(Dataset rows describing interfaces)
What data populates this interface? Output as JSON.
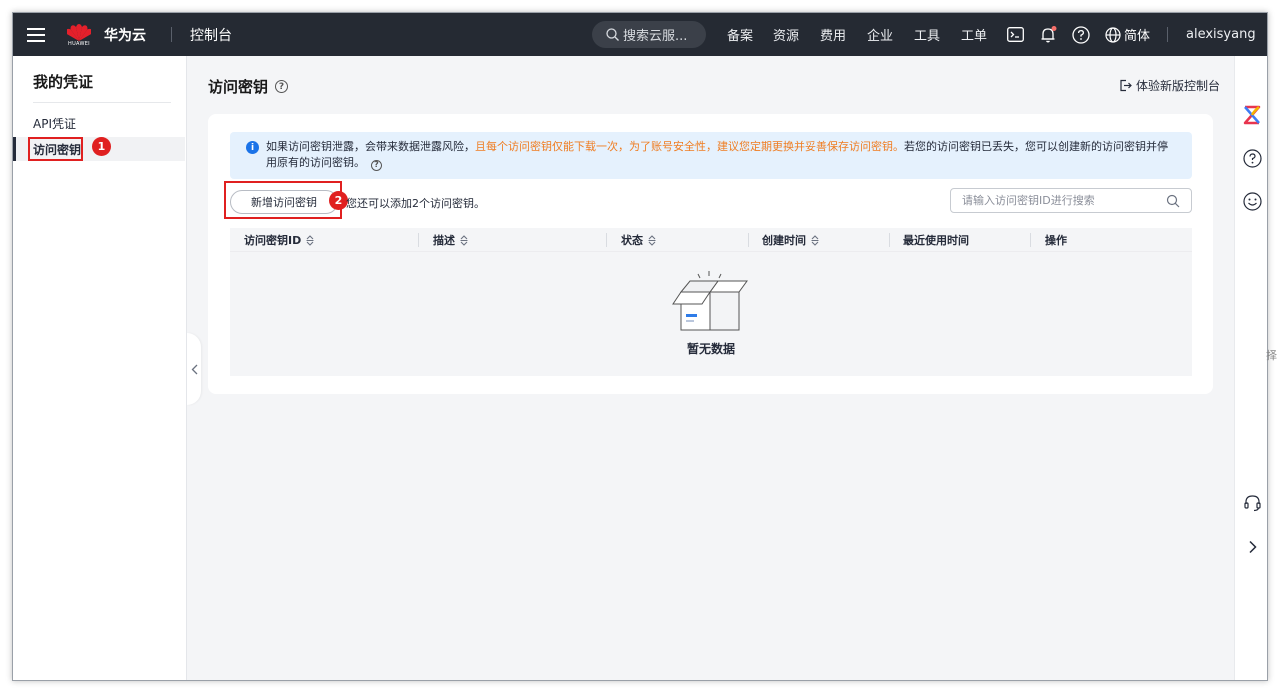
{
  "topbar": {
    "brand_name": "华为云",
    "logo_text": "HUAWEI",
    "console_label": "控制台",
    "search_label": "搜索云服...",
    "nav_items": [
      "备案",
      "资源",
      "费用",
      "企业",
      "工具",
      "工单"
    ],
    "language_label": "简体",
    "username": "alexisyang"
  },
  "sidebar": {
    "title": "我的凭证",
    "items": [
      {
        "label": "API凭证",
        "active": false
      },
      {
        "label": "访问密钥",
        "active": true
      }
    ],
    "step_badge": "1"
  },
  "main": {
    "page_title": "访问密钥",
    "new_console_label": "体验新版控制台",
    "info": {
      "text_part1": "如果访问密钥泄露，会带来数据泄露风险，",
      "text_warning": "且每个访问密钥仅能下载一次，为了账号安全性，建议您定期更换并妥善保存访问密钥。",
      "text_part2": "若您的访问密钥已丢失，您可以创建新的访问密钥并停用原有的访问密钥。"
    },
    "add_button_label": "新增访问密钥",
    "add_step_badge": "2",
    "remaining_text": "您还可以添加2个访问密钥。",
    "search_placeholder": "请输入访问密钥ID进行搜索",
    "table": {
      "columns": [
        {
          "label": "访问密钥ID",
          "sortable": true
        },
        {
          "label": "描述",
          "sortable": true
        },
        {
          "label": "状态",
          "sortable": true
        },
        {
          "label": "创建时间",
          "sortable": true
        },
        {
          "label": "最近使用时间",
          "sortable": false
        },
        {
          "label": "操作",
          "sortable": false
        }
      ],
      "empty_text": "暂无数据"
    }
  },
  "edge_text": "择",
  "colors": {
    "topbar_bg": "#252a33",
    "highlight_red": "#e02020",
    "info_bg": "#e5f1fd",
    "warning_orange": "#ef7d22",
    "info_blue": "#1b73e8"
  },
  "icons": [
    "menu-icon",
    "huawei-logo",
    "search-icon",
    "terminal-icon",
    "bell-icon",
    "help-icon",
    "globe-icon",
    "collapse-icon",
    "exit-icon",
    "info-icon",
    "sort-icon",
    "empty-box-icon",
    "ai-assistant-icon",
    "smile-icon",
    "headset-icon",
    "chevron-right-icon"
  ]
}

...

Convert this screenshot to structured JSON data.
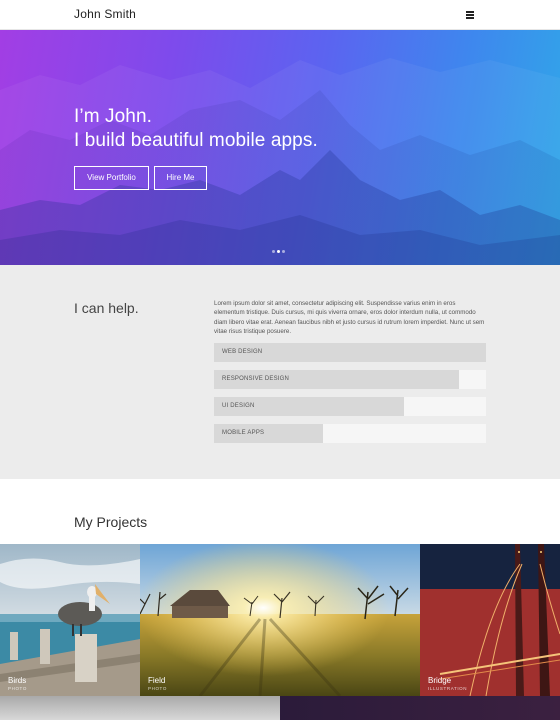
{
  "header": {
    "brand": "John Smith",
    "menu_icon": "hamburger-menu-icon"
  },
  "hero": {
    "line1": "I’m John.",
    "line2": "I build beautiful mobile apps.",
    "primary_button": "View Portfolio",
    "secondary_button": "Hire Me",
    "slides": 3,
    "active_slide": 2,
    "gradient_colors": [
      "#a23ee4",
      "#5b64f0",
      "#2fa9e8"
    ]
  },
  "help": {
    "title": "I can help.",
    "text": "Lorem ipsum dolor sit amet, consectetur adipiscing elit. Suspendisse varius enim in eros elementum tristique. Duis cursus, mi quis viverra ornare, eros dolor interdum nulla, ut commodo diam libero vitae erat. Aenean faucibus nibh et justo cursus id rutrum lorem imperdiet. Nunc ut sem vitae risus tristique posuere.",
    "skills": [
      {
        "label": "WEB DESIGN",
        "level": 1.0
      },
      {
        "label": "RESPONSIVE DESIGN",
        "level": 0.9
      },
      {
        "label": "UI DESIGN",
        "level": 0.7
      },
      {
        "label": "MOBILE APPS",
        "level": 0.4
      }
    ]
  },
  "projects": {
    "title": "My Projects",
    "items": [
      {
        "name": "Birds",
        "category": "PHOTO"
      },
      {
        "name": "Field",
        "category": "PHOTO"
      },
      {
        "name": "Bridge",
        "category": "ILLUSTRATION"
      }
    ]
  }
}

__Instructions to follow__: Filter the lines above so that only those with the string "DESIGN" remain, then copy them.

__Task output__:
        "label": "WEB DESIGN",
        "label": "RESPONSIVE DESIGN",
        "label": "UI DESIGN",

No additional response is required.